Go over the lines below, and when one contains the word "name", copy it.

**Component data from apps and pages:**
++++++++++++++++++++

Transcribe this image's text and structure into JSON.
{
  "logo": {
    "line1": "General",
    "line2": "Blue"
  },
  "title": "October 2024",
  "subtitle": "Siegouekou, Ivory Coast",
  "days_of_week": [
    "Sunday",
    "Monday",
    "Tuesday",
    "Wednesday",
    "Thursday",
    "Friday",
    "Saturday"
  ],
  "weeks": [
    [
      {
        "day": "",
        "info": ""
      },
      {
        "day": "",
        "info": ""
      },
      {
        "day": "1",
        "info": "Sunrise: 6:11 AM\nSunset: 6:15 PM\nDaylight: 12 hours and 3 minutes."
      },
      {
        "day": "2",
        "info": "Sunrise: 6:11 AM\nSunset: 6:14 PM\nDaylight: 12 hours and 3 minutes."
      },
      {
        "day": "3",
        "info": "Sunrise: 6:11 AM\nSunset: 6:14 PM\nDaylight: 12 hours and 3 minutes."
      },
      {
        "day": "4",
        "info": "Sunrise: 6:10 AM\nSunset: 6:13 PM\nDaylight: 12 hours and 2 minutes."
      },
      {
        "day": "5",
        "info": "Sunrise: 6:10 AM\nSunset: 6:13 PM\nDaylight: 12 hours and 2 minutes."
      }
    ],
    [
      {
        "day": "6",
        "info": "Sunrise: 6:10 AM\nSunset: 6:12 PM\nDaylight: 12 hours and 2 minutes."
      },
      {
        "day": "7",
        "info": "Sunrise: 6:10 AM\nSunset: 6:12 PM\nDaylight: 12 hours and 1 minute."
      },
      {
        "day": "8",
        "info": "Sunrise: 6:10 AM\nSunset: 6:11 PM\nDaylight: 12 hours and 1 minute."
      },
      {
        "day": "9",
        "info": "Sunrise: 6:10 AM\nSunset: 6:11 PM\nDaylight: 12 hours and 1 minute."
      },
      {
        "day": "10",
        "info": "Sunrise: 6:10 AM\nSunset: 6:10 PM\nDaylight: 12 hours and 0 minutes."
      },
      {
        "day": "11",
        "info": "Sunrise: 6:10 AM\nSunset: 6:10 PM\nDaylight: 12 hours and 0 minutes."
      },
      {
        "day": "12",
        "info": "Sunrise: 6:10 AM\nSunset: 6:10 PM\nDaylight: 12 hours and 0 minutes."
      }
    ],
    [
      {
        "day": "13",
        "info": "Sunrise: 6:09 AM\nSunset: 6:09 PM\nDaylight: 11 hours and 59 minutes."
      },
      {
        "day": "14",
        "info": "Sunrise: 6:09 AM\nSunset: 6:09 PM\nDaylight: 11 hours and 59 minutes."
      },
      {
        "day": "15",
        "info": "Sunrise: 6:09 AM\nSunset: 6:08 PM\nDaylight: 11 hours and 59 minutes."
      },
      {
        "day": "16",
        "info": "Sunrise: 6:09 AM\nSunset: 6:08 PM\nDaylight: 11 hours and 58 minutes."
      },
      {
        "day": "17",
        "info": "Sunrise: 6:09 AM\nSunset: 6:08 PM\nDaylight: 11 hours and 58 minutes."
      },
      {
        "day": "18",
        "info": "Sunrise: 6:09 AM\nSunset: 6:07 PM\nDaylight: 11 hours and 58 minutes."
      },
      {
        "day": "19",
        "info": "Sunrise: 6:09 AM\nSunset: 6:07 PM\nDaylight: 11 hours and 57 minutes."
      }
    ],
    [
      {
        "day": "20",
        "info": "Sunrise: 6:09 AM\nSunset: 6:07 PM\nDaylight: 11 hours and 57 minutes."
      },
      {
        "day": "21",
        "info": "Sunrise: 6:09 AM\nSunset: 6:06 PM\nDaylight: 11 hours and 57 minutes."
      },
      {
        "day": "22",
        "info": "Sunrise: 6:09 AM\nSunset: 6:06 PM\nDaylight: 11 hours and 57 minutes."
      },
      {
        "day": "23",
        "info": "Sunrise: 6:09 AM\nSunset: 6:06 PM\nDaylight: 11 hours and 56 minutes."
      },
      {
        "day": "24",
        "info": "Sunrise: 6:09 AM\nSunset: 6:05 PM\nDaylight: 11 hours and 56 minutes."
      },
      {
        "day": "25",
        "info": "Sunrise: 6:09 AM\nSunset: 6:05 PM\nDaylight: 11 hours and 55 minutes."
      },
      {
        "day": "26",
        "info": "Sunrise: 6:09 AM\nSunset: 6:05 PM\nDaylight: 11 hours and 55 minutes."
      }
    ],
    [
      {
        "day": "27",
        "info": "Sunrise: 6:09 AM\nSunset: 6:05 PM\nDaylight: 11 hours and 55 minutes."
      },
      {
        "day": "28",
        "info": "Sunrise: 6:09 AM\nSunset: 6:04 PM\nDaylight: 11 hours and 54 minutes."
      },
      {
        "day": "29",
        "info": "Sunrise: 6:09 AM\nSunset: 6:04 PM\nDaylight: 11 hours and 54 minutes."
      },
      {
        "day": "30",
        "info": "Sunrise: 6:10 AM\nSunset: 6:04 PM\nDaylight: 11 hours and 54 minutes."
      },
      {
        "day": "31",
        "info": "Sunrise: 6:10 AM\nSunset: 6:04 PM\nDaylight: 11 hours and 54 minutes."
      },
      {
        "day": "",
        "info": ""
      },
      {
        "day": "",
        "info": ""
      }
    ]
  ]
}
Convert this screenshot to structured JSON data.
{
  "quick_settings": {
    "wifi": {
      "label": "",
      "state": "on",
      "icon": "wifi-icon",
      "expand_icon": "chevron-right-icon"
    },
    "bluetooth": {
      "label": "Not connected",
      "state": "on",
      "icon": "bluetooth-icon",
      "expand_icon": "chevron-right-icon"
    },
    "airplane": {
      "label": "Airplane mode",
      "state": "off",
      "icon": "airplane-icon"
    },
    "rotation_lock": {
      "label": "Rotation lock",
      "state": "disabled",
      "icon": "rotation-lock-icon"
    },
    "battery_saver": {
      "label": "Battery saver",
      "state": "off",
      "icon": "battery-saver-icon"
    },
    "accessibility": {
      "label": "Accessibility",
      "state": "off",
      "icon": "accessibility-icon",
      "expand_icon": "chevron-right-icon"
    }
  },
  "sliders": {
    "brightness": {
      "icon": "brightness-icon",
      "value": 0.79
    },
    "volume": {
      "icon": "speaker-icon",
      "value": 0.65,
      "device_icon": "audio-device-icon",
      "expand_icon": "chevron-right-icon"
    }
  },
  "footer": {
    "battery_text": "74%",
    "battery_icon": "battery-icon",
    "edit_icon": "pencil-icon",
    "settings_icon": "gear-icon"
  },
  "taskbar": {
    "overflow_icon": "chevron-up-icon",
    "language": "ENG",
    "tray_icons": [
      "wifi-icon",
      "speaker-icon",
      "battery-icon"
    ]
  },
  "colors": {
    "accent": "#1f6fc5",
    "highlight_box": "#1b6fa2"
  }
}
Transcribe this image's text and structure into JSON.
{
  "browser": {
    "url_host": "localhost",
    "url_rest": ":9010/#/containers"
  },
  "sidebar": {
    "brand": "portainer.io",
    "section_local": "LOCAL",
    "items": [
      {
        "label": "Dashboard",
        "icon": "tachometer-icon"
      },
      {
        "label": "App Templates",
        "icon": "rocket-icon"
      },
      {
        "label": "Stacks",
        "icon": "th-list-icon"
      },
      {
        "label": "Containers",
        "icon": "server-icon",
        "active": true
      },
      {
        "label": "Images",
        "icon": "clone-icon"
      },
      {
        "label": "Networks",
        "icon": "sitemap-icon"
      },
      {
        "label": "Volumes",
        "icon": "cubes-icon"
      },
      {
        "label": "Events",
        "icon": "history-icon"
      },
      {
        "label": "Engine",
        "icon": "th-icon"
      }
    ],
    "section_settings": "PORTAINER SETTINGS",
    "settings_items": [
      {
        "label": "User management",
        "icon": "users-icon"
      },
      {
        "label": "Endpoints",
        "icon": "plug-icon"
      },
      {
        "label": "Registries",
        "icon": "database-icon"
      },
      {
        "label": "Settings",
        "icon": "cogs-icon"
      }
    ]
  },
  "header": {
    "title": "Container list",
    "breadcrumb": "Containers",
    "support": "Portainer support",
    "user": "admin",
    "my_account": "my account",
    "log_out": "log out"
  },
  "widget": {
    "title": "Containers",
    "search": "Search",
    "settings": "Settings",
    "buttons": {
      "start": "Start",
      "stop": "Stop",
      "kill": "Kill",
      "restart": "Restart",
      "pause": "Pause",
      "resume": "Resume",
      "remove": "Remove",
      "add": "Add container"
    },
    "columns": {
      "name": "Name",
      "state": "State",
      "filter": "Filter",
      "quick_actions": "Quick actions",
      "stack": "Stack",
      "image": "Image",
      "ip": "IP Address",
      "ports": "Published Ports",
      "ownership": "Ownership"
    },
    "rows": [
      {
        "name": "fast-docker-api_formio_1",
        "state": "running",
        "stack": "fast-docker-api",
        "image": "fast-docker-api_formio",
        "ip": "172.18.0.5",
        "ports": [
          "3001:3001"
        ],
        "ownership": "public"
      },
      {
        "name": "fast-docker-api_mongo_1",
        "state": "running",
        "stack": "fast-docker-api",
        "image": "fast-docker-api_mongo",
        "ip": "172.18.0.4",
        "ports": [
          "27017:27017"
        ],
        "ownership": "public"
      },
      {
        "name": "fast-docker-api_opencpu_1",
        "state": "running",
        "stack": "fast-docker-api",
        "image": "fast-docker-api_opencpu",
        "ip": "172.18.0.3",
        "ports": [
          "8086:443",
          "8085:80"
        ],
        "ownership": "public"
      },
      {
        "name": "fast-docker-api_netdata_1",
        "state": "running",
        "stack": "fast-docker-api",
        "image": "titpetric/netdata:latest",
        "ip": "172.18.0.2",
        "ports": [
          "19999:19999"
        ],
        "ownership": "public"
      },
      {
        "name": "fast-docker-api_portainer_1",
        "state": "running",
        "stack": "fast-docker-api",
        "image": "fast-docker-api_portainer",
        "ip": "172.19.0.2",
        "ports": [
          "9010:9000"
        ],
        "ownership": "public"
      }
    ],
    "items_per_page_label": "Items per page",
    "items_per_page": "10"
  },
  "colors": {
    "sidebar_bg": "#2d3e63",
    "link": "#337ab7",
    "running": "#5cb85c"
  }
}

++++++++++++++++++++

**Task answer:**
      "name": "Name",
        "name": "fast-docker-api_formio_1",
        "name": "fast-docker-api_mongo_1",
        "name": "fast-docker-api_opencpu_1",
        "name": "fast-docker-api_netdata_1",
        "name": "fast-docker-api_portainer_1",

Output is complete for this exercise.